The experiences I’ve had in America have always been amazing. The shows are always full and the crowds are always going for it. Sometimes, I find that the crowds stateside are more in tune to the music. Even when DJing, they can hear the first four bars of a tune and instantly recognise it.
Parties like Reconstrvct, as one example: people who are just trying to push good music in great environments with amazing crowds. I’m actually about to go back out there again this December and I will be taking the Contact brand with me. This will be an opportunity for me to bring the vibe and aesthetic we push with the brand Stateside, and introduce people to the music. Keep an eye out for more info!
Speaking of Contact, the night is going from strength to strength. How have you found running the event?
Contact has been an amazing experience. To have the opportunity to run my own club night has enabled more people to hear my sound in a different environment; one that’s comfortable to me and the artists around me, so that we can showcase the music we love. The crowds are always great and very responsive to the music.
An essential part of the experience is the sound-system, so we always make sure that we choose clubs that have a heavy rig which is able to produce strong low end frequencies. The next contact we have is at fabric on Boxing Day in Room 3 with myself, Pinch, Proxima, Alex Coulton, Wen, Batu, and Parris; a very diverse line-up, which, for me, is amazing.
You’ve been DJing since such a young age. Has your approach changed since the early days?
I don’t feel like my approach to music has changed at all, really. Even from the early days, I’ve always trusted my gut instinct and played music I’ve believed in. I always enjoyed the darker side of music, which is why I was so direct with my approach to the music and artists I played.
Over the years a lot more artists have started to make music that I feel more comfortable playing, which is why my sets and sounds have expanded.
You dig out your dubplates and play classic sets from time to time. Do you prefer revisiting legendary material when you play out, or to keep your focus looking forward?
I like to keep those sets for the special occasions. As much as I was a pioneer for that sound and that space, it was part of a specific time in my life.

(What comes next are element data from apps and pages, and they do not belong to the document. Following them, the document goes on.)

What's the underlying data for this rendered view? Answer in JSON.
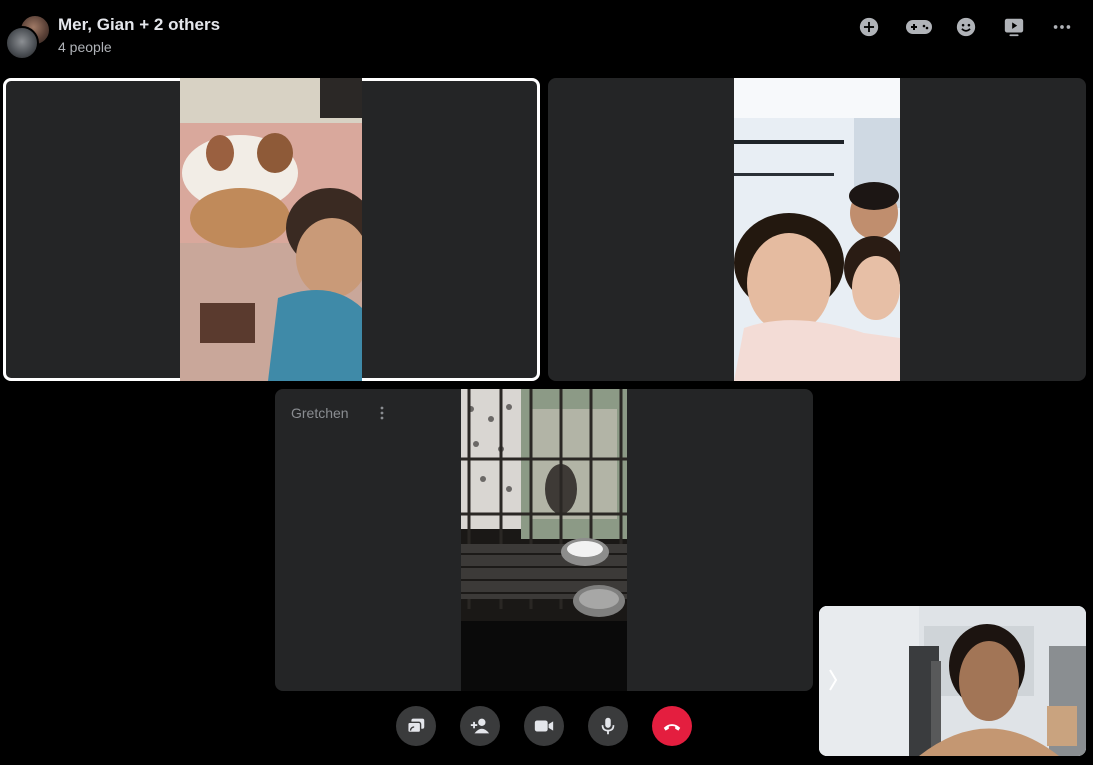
{
  "header": {
    "title": "Mer, Gian + 2 others",
    "subtitle": "4 people",
    "icons": [
      "add-icon",
      "game-controller-icon",
      "emoji-icon",
      "watch-together-icon",
      "more-icon"
    ]
  },
  "participants": [
    {
      "name": "",
      "active": true
    },
    {
      "name": "",
      "active": false
    },
    {
      "name": "Gretchen",
      "active": false
    }
  ],
  "controls": [
    "share-screen-icon",
    "add-person-icon",
    "camera-icon",
    "microphone-icon",
    "end-call-icon"
  ],
  "colors": {
    "background": "#000000",
    "tile": "#242526",
    "end_call": "#e41e3f",
    "control": "#3a3b3c"
  }
}
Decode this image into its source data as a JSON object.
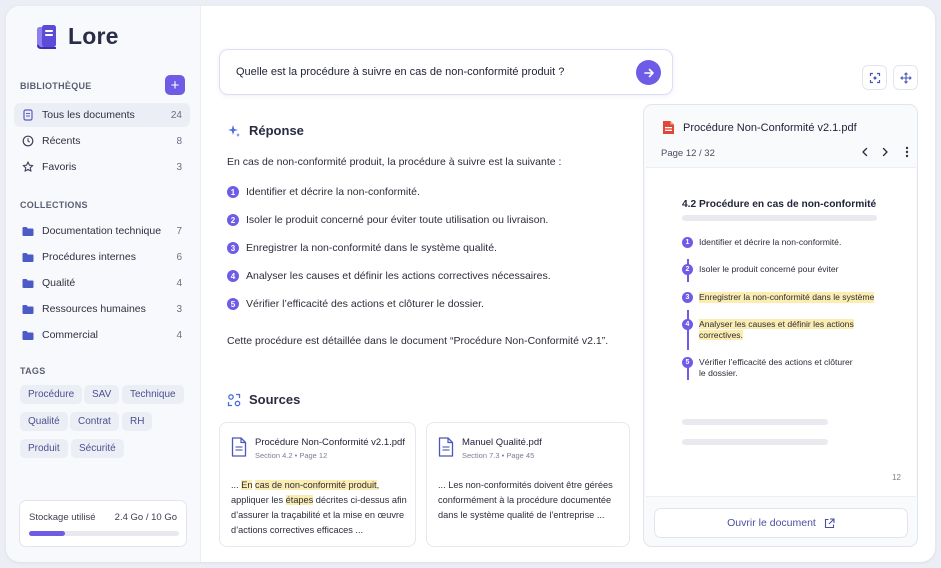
{
  "app": {
    "name": "Lore",
    "accent": "#6e5ce6"
  },
  "sidebar": {
    "library_title": "BIBLIOTHÈQUE",
    "add_label": "+",
    "library_items": [
      {
        "label": "Tous les documents",
        "count": "24",
        "icon": "document-icon",
        "active": true
      },
      {
        "label": "Récents",
        "count": "8",
        "icon": "clock-icon",
        "active": false
      },
      {
        "label": "Favoris",
        "count": "3",
        "icon": "star-icon",
        "active": false
      }
    ],
    "collections_title": "COLLECTIONS",
    "collections": [
      {
        "label": "Documentation technique",
        "count": "7",
        "icon": "folder-icon"
      },
      {
        "label": "Procédures internes",
        "count": "6",
        "icon": "folder-icon"
      },
      {
        "label": "Qualité",
        "count": "4",
        "icon": "folder-icon"
      },
      {
        "label": "Ressources humaines",
        "count": "3",
        "icon": "folder-icon"
      },
      {
        "label": "Commercial",
        "count": "4",
        "icon": "folder-icon"
      }
    ],
    "tags_title": "TAGS",
    "tags": [
      "Procédure",
      "SAV",
      "Technique",
      "Qualité",
      "Contrat",
      "RH",
      "Produit",
      "Sécurité"
    ],
    "storage": {
      "label": "Stockage utilisé",
      "value": "2.4 Go / 10 Go",
      "fraction": 0.24
    }
  },
  "search": {
    "query": "Quelle est la procédure à suivre en cas de non-conformité produit ?",
    "send_icon": "send-arrow-icon"
  },
  "toolbar": {
    "left_icon": "focus-icon",
    "right_icon": "move-icon"
  },
  "answer": {
    "title": "Réponse",
    "title_icon": "sparkle-icon",
    "intro": "En cas de non-conformité produit, la procédure à suivre est la suivante :",
    "steps": [
      {
        "num": "1",
        "text": "Identifier et décrire la non-conformité."
      },
      {
        "num": "2",
        "text": "Isoler le produit concerné pour éviter toute utilisation ou livraison."
      },
      {
        "num": "3",
        "text": "Enregistrer la non-conformité dans le système qualité."
      },
      {
        "num": "4",
        "text": "Analyser les causes et définir les actions correctives nécessaires."
      },
      {
        "num": "5",
        "text": "Vérifier l’efficacité des actions et clôturer le dossier."
      }
    ],
    "outro": "Cette procédure est détaillée dans le document “Procédure Non-Conformité v2.1”."
  },
  "sources": {
    "title": "Sources",
    "title_icon": "sources-icon",
    "cards": [
      {
        "title": "Procédure Non-Conformité v2.1.pdf",
        "meta": "Section 4.2  •  Page 12",
        "excerpt_parts": [
          {
            "t": "... ",
            "hl": false
          },
          {
            "t": "En",
            "hl": true
          },
          {
            "t": " ",
            "hl": false
          },
          {
            "t": "cas de non-conformité produit",
            "hl": true
          },
          {
            "t": ", appliquer les ",
            "hl": false
          },
          {
            "t": "étapes",
            "hl": true
          },
          {
            "t": " décrites ci-dessus afin d’assurer la traçabilité et la mise en œuvre d’actions correctives efficaces ...",
            "hl": false
          }
        ]
      },
      {
        "title": "Manuel Qualité.pdf",
        "meta": "Section 7.3  •  Page 45",
        "excerpt_parts": [
          {
            "t": "... Les non-conformités doivent être gérées conformément à la procédure documentée dans le système qualité de l’entreprise ...",
            "hl": false
          }
        ]
      }
    ]
  },
  "viewer": {
    "file_icon": "pdf-file-icon",
    "title": "Procédure Non-Conformité v2.1.pdf",
    "page_label": "Page 12 / 32",
    "prev_icon": "chevron-left-icon",
    "next_icon": "chevron-right-icon",
    "more_icon": "more-vertical-icon",
    "doc": {
      "heading": "4.2   Procédure en cas de non-conformité",
      "steps": [
        {
          "num": "1",
          "text": "Identifier et décrire la non-conformité.",
          "highlight": false
        },
        {
          "num": "2",
          "text": "Isoler le produit concerné pour éviter",
          "highlight": false
        },
        {
          "num": "3",
          "text": "Enregistrer la non-conformité dans le système",
          "highlight": true
        },
        {
          "num": "4",
          "text": "Analyser les causes et définir les actions correctives.",
          "highlight": true
        },
        {
          "num": "5",
          "text": "Vérifier l’efficacité des actions et clôturer le dossier.",
          "highlight": false
        }
      ],
      "page_number": "12"
    },
    "open_label": "Ouvrir le document",
    "open_icon": "external-link-icon"
  }
}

I need to keep on playing fresh music in order to keep myself motivated as there is only a certain amount of times you can hear a tune before you get bored of it; sometimes you need a break before you can appreciate them as much as the first time you heard them.
Also, I come from a musical landscape that values the dubplate culture. Although we may not cut actual acetate dubplates anymore, the idea and culture is still heavily ingrained into me. Therefore, fresh music is always the best way to keep on top of my game and keep pushing the genre forward.
Production wise, are you working with anyone in particular at the moment?
I’m always trying to get in the studio as much as possible to work with people and get some really strong music out there. Its better that I don’t say too much about the people I’ve been working with at the moment, because I don’t want to jinx it; but they are all very strong artists who I respect loads.
Rather than speak about the music and collaborations, I’d prefer people to hear it, so as long as you keep up to date with all my Rinse shows and keep your ears open, you’ll definitely hear them floating about!
And finally, you’ve mentioned before that you’d love to make an album one day. Any news on that front?
At the moment, I can’t really say anything about that. My focus at the moment is to just get music completed. If an album happens then it will happen naturally. I’m trying to create and compile a lot more of my own music, and hopefully an album can happen in the near future.
Music has to feel natural for me so I don’t want to force anything; I’d rather take my time and let the music flow when it’s ready.
Catch Youngsta on Rinse 9-11 every Monday night, and at Contact in fabric’s Room 3 on 26 December.